About this exercise: Reproduce the data in full, exactly.
<<<<
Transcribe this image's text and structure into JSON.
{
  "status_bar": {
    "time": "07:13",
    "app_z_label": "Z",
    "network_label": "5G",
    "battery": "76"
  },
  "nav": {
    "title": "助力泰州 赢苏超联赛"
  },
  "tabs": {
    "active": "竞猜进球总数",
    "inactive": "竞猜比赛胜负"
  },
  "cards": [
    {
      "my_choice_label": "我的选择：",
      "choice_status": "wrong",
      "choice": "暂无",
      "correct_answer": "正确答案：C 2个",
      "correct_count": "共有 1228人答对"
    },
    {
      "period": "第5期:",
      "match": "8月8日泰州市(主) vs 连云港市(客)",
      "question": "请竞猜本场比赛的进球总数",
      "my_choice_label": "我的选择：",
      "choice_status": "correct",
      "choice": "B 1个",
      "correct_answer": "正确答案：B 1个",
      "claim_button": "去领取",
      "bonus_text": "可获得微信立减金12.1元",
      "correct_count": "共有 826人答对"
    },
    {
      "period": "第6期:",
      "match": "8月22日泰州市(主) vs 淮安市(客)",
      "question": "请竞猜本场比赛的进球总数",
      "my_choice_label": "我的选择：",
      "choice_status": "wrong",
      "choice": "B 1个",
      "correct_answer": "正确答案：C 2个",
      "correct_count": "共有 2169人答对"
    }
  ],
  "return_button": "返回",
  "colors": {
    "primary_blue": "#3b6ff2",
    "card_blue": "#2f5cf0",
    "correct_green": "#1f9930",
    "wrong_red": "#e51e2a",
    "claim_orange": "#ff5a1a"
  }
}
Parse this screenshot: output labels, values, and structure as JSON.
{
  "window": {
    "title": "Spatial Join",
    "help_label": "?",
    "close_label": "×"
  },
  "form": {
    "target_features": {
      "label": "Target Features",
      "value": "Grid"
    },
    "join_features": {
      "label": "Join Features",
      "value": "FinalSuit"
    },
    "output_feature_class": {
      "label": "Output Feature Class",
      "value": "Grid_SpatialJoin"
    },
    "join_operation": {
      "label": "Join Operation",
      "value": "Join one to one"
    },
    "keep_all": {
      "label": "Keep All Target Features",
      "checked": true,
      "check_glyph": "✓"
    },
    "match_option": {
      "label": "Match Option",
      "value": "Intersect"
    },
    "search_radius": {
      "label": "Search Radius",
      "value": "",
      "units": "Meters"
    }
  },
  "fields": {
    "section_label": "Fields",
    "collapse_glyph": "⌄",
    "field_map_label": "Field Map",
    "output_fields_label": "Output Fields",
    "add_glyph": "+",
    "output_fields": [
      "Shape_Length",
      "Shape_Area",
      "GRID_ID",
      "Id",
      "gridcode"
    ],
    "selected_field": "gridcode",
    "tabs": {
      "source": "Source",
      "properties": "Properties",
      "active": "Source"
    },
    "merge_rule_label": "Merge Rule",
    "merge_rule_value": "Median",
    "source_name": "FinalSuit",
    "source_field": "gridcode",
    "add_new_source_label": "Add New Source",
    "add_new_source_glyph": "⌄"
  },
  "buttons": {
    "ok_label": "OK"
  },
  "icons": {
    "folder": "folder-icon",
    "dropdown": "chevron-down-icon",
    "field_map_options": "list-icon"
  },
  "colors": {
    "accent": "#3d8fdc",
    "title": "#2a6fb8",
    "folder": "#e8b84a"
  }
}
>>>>
Response to the task:
Transcribe this image's text and structure into JSON.
{
  "status_bar": {
    "time": "07:13",
    "app_z_label": "Z",
    "network_label": "5G",
    "battery": "76"
  },
  "nav": {
    "title": "助力泰州 赢苏超联赛"
  },
  "tabs": {
    "active": "竞猜进球总数",
    "inactive": "竞猜比赛胜负"
  },
  "cards": [
    {
      "my_choice_label": "我的选择：",
      "choice_status": "wrong",
      "choice": "暂无",
      "correct_answer": "正确答案：C 2个",
      "correct_count": "共有 1228人答对"
    },
    {
      "period": "第5期:",
      "match": "8月8日泰州市(主) vs 连云港市(客)",
      "question": "请竞猜本场比赛的进球总数",
      "my_choice_label": "我的选择：",
      "choice_status": "correct",
      "choice": "B 1个",
      "correct_answer": "正确答案：B 1个",
      "claim_button": "去领取",
      "bonus_text": "可获得微信立减金12.1元",
      "correct_count": "共有 826人答对"
    },
    {
      "period": "第6期:",
      "match": "8月22日泰州市(主) vs 淮安市(客)",
      "question": "请竞猜本场比赛的进球总数",
      "my_choice_label": "我的选择：",
      "choice_status": "wrong",
      "choice": "B 1个",
      "correct_answer": "正确答案：C 2个",
      "correct_count": "共有 2169人答对"
    }
  ],
  "return_button": "返回",
  "colors": {
    "primary_blue": "#3b6ff2",
    "card_blue": "#2f5cf0",
    "correct_green": "#1f9930",
    "wrong_red": "#e51e2a",
    "claim_orange": "#ff5a1a"
  }
}
Parse this screenshot: output labels, values, and structure as JSON.
{
  "window": {
    "title": "Spatial Join",
    "help_label": "?",
    "close_label": "×"
  },
  "form": {
    "target_features": {
      "label": "Target Features",
      "value": "Grid"
    },
    "join_features": {
      "label": "Join Features",
      "value": "FinalSuit"
    },
    "output_feature_class": {
      "label": "Output Feature Class",
      "value": "Grid_SpatialJoin"
    },
    "join_operation": {
      "label": "Join Operation",
      "value": "Join one to one"
    },
    "keep_all": {
      "label": "Keep All Target Features",
      "checked": true,
      "check_glyph": "✓"
    },
    "match_option": {
      "label": "Match Option",
      "value": "Intersect"
    },
    "search_radius": {
      "label": "Search Radius",
      "value": "",
      "units": "Meters"
    }
  },
  "fields": {
    "section_label": "Fields",
    "collapse_glyph": "⌄",
    "field_map_label": "Field Map",
    "output_fields_label": "Output Fields",
    "add_glyph": "+",
    "output_fields": [
      "Shape_Length",
      "Shape_Area",
      "GRID_ID",
      "Id",
      "gridcode"
    ],
    "selected_field": "gridcode",
    "tabs": {
      "source": "Source",
      "properties": "Properties",
      "active": "Source"
    },
    "merge_rule_label": "Merge Rule",
    "merge_rule_value": "Median",
    "source_name": "FinalSuit",
    "source_field": "gridcode",
    "add_new_source_label": "Add New Source",
    "add_new_source_glyph": "⌄"
  },
  "buttons": {
    "ok_label": "OK"
  },
  "icons": {
    "folder": "folder-icon",
    "dropdown": "chevron-down-icon",
    "field_map_options": "list-icon"
  },
  "colors": {
    "accent": "#3d8fdc",
    "title": "#2a6fb8",
    "folder": "#e8b84a"
  }
}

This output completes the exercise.